* _Web page and app entries_
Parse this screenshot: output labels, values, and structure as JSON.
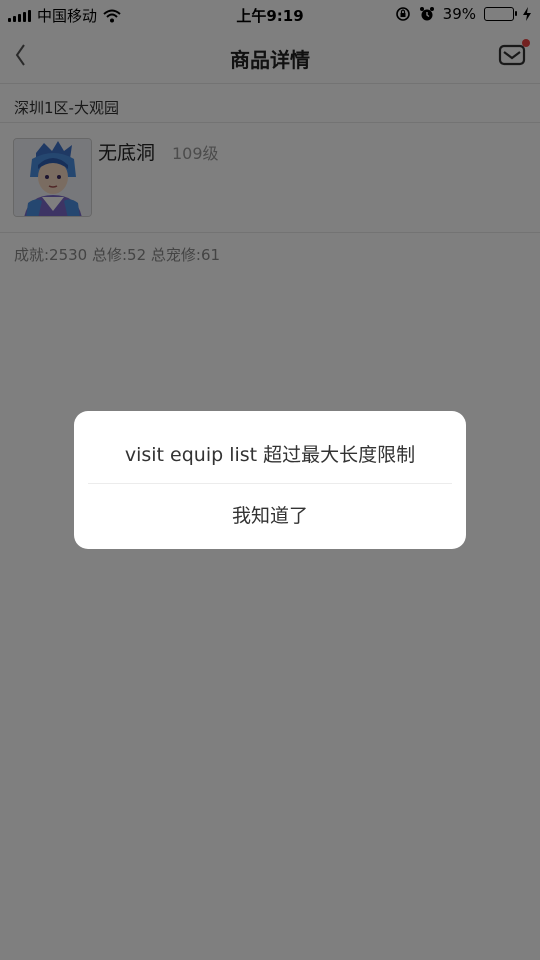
{
  "status_bar": {
    "carrier": "中国移动",
    "time": "上午9:19",
    "battery_percent": "39%",
    "battery_level": 0.39,
    "icons": [
      "signal-icon",
      "wifi-icon",
      "rotation-lock-icon",
      "alarm-icon",
      "battery-icon",
      "charging-icon"
    ]
  },
  "nav": {
    "title": "商品详情",
    "back_icon": "chevron-left-icon",
    "mail_icon": "mail-icon",
    "mail_badge_color": "#e64340"
  },
  "product": {
    "server": "深圳1区-大观园",
    "character_name": "无底洞",
    "level": "109级",
    "stats": "成就:2530 总修:52 总宠修:61"
  },
  "dialog": {
    "message": "visit equip list 超过最大长度限制",
    "confirm_label": "我知道了"
  },
  "colors": {
    "overlay": "#000000",
    "badge": "#e64340",
    "battery_fill": "#4cd964"
  }
}
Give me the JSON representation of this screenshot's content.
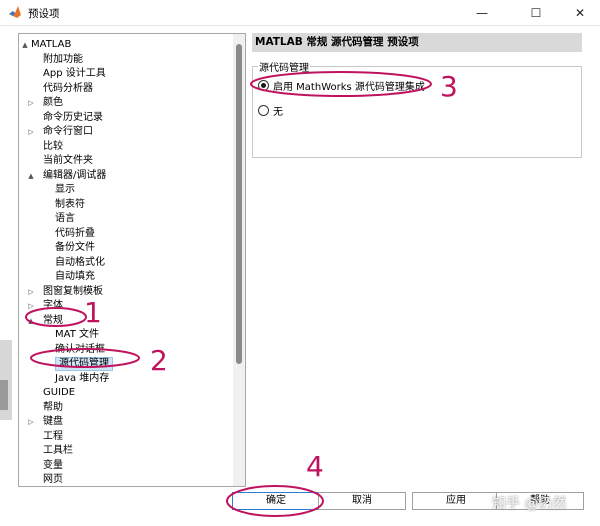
{
  "window": {
    "title": "预设项",
    "minimize": "—",
    "maximize": "☐",
    "close": "✕"
  },
  "tree": {
    "items": [
      {
        "label": "MATLAB",
        "level": 0,
        "expander": "▲"
      },
      {
        "label": "附加功能",
        "level": 1,
        "expander": ""
      },
      {
        "label": "App 设计工具",
        "level": 1,
        "expander": ""
      },
      {
        "label": "代码分析器",
        "level": 1,
        "expander": ""
      },
      {
        "label": "颜色",
        "level": 1,
        "expander": "▷"
      },
      {
        "label": "命令历史记录",
        "level": 1,
        "expander": ""
      },
      {
        "label": "命令行窗口",
        "level": 1,
        "expander": "▷"
      },
      {
        "label": "比较",
        "level": 1,
        "expander": ""
      },
      {
        "label": "当前文件夹",
        "level": 1,
        "expander": ""
      },
      {
        "label": "编辑器/调试器",
        "level": 1,
        "expander": "▲"
      },
      {
        "label": "显示",
        "level": 2,
        "expander": ""
      },
      {
        "label": "制表符",
        "level": 2,
        "expander": ""
      },
      {
        "label": "语言",
        "level": 2,
        "expander": ""
      },
      {
        "label": "代码折叠",
        "level": 2,
        "expander": ""
      },
      {
        "label": "备份文件",
        "level": 2,
        "expander": ""
      },
      {
        "label": "自动格式化",
        "level": 2,
        "expander": ""
      },
      {
        "label": "自动填充",
        "level": 2,
        "expander": ""
      },
      {
        "label": "图窗复制模板",
        "level": 1,
        "expander": "▷"
      },
      {
        "label": "字体",
        "level": 1,
        "expander": "▷"
      },
      {
        "label": "常规",
        "level": 1,
        "expander": "▲"
      },
      {
        "label": "MAT 文件",
        "level": 2,
        "expander": ""
      },
      {
        "label": "确认对话框",
        "level": 2,
        "expander": ""
      },
      {
        "label": "源代码管理",
        "level": 2,
        "expander": "",
        "selected": true
      },
      {
        "label": "Java 堆内存",
        "level": 2,
        "expander": ""
      },
      {
        "label": "GUIDE",
        "level": 1,
        "expander": ""
      },
      {
        "label": "帮助",
        "level": 1,
        "expander": ""
      },
      {
        "label": "键盘",
        "level": 1,
        "expander": "▷"
      },
      {
        "label": "工程",
        "level": 1,
        "expander": ""
      },
      {
        "label": "工具栏",
        "level": 1,
        "expander": ""
      },
      {
        "label": "变量",
        "level": 1,
        "expander": ""
      },
      {
        "label": "网页",
        "level": 1,
        "expander": ""
      }
    ]
  },
  "panel": {
    "header": "MATLAB 常规 源代码管理 预设项",
    "group_title": "源代码管理",
    "options": [
      {
        "label": "启用 MathWorks 源代码管理集成",
        "checked": true
      },
      {
        "label": "无",
        "checked": false
      }
    ]
  },
  "buttons": {
    "ok": "确定",
    "cancel": "取消",
    "apply": "应用",
    "help": "帮助"
  },
  "annotations": {
    "marks": [
      "1",
      "2",
      "3",
      "4"
    ],
    "color": "#c0135f"
  },
  "watermark": "知乎 @仍然",
  "colors": {
    "selection": "#cfe4f7",
    "header_bg": "#d9d9d9",
    "annotation": "#c0135f"
  }
}
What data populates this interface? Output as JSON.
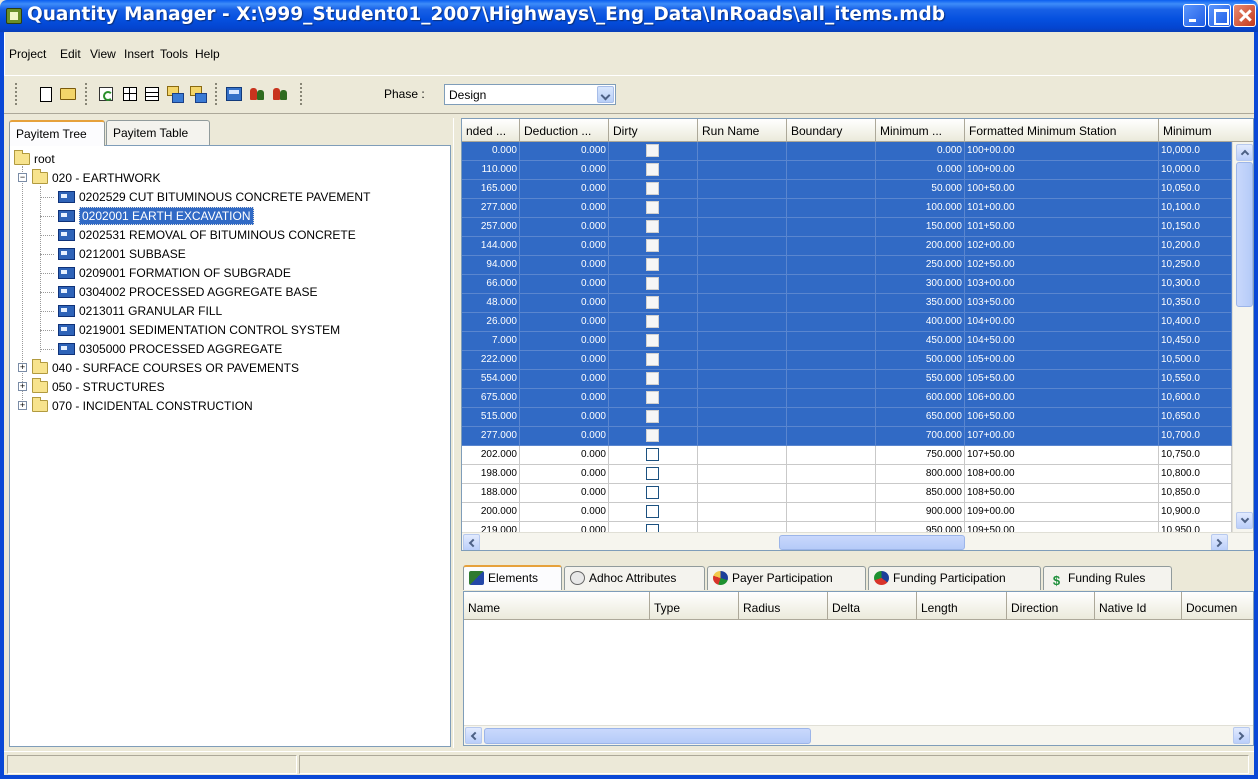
{
  "window": {
    "title": "Quantity Manager - X:\\999_Student01_2007\\Highways\\_Eng_Data\\InRoads\\all_items.mdb"
  },
  "menu": [
    "Project",
    "Edit",
    "View",
    "Insert",
    "Tools",
    "Help"
  ],
  "toolbar": {
    "buttons": [
      "new-icon",
      "open-icon",
      "refresh-icon",
      "grid-icon",
      "rows-icon",
      "multi-icon",
      "multi-icon",
      "calculator-icon",
      "people-icon",
      "people-icon"
    ],
    "phase_label": "Phase :",
    "phase_value": "Design"
  },
  "left": {
    "tabs": [
      "Payitem Tree",
      "Payitem Table"
    ],
    "tree": {
      "root": "root",
      "groups": [
        {
          "label": "020 - EARTHWORK",
          "expanded": true,
          "items": [
            "0202529 CUT BITUMINOUS CONCRETE PAVEMENT",
            "0202001 EARTH EXCAVATION",
            "0202531 REMOVAL OF BITUMINOUS CONCRETE",
            "0212001 SUBBASE",
            "0209001 FORMATION OF SUBGRADE",
            "0304002 PROCESSED AGGREGATE BASE",
            "0213011 GRANULAR FILL",
            "0219001 SEDIMENTATION CONTROL SYSTEM",
            "0305000 PROCESSED AGGREGATE"
          ]
        },
        {
          "label": "040 - SURFACE COURSES OR PAVEMENTS",
          "expanded": false
        },
        {
          "label": "050 - STRUCTURES",
          "expanded": false
        },
        {
          "label": "070 - INCIDENTAL CONSTRUCTION",
          "expanded": false
        }
      ],
      "selected": "0202001 EARTH EXCAVATION"
    }
  },
  "grid": {
    "columns": [
      "nded ...",
      "Deduction ...",
      "Dirty",
      "Run Name",
      "Boundary",
      "Minimum ...",
      "Formatted Minimum Station",
      "Minimum"
    ],
    "rows": [
      {
        "a": "0.000",
        "b": "0.000",
        "min": "0.000",
        "station": "100+00.00",
        "min2": "10,000.0",
        "selected": true
      },
      {
        "a": "110.000",
        "b": "0.000",
        "min": "0.000",
        "station": "100+00.00",
        "min2": "10,000.0",
        "selected": true
      },
      {
        "a": "165.000",
        "b": "0.000",
        "min": "50.000",
        "station": "100+50.00",
        "min2": "10,050.0",
        "selected": true
      },
      {
        "a": "277.000",
        "b": "0.000",
        "min": "100.000",
        "station": "101+00.00",
        "min2": "10,100.0",
        "selected": true
      },
      {
        "a": "257.000",
        "b": "0.000",
        "min": "150.000",
        "station": "101+50.00",
        "min2": "10,150.0",
        "selected": true
      },
      {
        "a": "144.000",
        "b": "0.000",
        "min": "200.000",
        "station": "102+00.00",
        "min2": "10,200.0",
        "selected": true
      },
      {
        "a": "94.000",
        "b": "0.000",
        "min": "250.000",
        "station": "102+50.00",
        "min2": "10,250.0",
        "selected": true
      },
      {
        "a": "66.000",
        "b": "0.000",
        "min": "300.000",
        "station": "103+00.00",
        "min2": "10,300.0",
        "selected": true
      },
      {
        "a": "48.000",
        "b": "0.000",
        "min": "350.000",
        "station": "103+50.00",
        "min2": "10,350.0",
        "selected": true
      },
      {
        "a": "26.000",
        "b": "0.000",
        "min": "400.000",
        "station": "104+00.00",
        "min2": "10,400.0",
        "selected": true
      },
      {
        "a": "7.000",
        "b": "0.000",
        "min": "450.000",
        "station": "104+50.00",
        "min2": "10,450.0",
        "selected": true
      },
      {
        "a": "222.000",
        "b": "0.000",
        "min": "500.000",
        "station": "105+00.00",
        "min2": "10,500.0",
        "selected": true
      },
      {
        "a": "554.000",
        "b": "0.000",
        "min": "550.000",
        "station": "105+50.00",
        "min2": "10,550.0",
        "selected": true
      },
      {
        "a": "675.000",
        "b": "0.000",
        "min": "600.000",
        "station": "106+00.00",
        "min2": "10,600.0",
        "selected": true
      },
      {
        "a": "515.000",
        "b": "0.000",
        "min": "650.000",
        "station": "106+50.00",
        "min2": "10,650.0",
        "selected": true
      },
      {
        "a": "277.000",
        "b": "0.000",
        "min": "700.000",
        "station": "107+00.00",
        "min2": "10,700.0",
        "selected": true
      },
      {
        "a": "202.000",
        "b": "0.000",
        "min": "750.000",
        "station": "107+50.00",
        "min2": "10,750.0",
        "selected": false
      },
      {
        "a": "198.000",
        "b": "0.000",
        "min": "800.000",
        "station": "108+00.00",
        "min2": "10,800.0",
        "selected": false
      },
      {
        "a": "188.000",
        "b": "0.000",
        "min": "850.000",
        "station": "108+50.00",
        "min2": "10,850.0",
        "selected": false
      },
      {
        "a": "200.000",
        "b": "0.000",
        "min": "900.000",
        "station": "109+00.00",
        "min2": "10,900.0",
        "selected": false
      },
      {
        "a": "219.000",
        "b": "0.000",
        "min": "950.000",
        "station": "109+50.00",
        "min2": "10,950.0",
        "selected": false
      }
    ]
  },
  "bottom": {
    "tabs": [
      {
        "label": "Elements",
        "icon": "elements-icon"
      },
      {
        "label": "Adhoc Attributes",
        "icon": "adhoc-attributes-icon"
      },
      {
        "label": "Payer Participation",
        "icon": "payer-participation-icon"
      },
      {
        "label": "Funding Participation",
        "icon": "funding-participation-icon"
      },
      {
        "label": "Funding Rules",
        "icon": "funding-rules-icon"
      }
    ],
    "columns": [
      "Name",
      "Type",
      "Radius",
      "Delta",
      "Length",
      "Direction",
      "Native Id",
      "Documen"
    ]
  }
}
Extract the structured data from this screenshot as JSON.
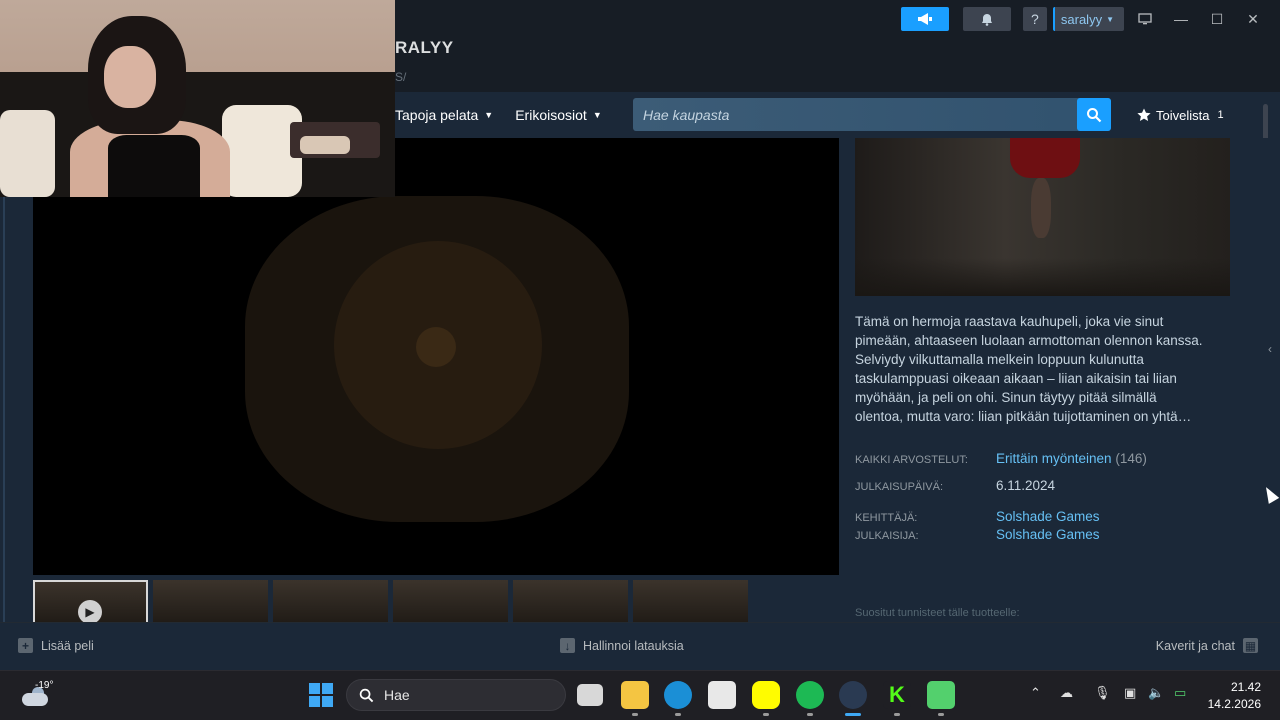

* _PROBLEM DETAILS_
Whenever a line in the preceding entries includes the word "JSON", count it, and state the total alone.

* _ANSWER TO THIS EXERCISE_
4